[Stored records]
================================
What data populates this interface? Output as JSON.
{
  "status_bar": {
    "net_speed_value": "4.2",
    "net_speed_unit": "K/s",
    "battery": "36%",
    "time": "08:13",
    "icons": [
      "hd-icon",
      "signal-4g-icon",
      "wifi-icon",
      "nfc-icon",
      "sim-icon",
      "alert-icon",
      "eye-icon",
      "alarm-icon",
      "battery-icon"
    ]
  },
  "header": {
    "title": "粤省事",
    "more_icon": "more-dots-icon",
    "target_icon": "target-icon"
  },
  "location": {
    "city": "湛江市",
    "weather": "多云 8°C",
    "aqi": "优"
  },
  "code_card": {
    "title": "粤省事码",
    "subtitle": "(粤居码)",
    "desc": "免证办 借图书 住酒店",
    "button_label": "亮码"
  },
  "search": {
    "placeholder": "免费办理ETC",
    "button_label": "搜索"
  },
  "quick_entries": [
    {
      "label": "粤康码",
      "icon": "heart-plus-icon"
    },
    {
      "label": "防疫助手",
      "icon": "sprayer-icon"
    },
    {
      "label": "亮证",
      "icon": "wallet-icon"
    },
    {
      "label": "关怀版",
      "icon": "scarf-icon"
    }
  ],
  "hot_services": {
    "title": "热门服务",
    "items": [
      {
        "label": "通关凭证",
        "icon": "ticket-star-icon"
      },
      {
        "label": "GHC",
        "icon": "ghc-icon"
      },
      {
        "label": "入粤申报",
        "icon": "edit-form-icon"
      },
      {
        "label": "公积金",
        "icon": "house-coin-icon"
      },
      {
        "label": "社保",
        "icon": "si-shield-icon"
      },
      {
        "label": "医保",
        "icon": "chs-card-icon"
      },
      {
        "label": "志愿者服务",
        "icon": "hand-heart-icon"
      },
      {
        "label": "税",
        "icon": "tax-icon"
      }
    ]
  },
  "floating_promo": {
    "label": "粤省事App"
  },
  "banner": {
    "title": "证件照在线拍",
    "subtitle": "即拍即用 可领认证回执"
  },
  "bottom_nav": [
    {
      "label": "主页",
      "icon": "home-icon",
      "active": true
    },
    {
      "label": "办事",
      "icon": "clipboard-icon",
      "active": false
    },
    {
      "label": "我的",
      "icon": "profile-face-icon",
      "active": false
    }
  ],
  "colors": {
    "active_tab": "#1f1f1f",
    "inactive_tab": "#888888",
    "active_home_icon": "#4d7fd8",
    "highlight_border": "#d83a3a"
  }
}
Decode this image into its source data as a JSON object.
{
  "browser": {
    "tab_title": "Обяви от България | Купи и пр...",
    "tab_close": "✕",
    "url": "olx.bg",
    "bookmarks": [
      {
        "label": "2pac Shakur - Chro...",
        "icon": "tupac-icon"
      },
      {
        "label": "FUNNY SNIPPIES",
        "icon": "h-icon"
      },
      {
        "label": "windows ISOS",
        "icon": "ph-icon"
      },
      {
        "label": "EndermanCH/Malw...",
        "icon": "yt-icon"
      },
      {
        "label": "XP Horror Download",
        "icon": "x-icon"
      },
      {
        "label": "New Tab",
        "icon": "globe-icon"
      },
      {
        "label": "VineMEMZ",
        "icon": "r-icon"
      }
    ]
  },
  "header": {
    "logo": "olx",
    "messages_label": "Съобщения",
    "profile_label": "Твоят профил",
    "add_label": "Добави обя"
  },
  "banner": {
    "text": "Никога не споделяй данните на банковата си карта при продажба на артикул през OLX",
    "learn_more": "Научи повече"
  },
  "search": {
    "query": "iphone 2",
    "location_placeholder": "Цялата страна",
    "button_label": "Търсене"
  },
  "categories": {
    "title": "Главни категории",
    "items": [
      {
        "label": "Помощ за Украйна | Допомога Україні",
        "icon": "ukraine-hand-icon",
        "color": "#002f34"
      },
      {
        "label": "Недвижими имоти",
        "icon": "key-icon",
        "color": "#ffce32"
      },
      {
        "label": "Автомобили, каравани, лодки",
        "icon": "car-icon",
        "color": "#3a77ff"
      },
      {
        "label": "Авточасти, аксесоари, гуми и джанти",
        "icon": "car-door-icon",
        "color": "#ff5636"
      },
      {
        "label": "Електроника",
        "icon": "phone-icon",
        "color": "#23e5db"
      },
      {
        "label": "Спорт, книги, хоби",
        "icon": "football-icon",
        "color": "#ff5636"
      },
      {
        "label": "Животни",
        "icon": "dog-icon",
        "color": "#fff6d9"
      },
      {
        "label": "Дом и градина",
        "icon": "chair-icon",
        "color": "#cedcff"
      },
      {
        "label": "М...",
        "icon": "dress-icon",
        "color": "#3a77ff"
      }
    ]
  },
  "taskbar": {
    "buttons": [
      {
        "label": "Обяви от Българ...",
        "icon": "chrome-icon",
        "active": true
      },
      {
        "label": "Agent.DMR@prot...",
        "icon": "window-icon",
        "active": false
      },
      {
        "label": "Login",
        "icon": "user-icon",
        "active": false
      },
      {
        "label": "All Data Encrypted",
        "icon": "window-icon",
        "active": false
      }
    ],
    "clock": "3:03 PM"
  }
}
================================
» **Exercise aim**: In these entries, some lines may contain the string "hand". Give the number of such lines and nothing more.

» **Answer to this exercise**: 2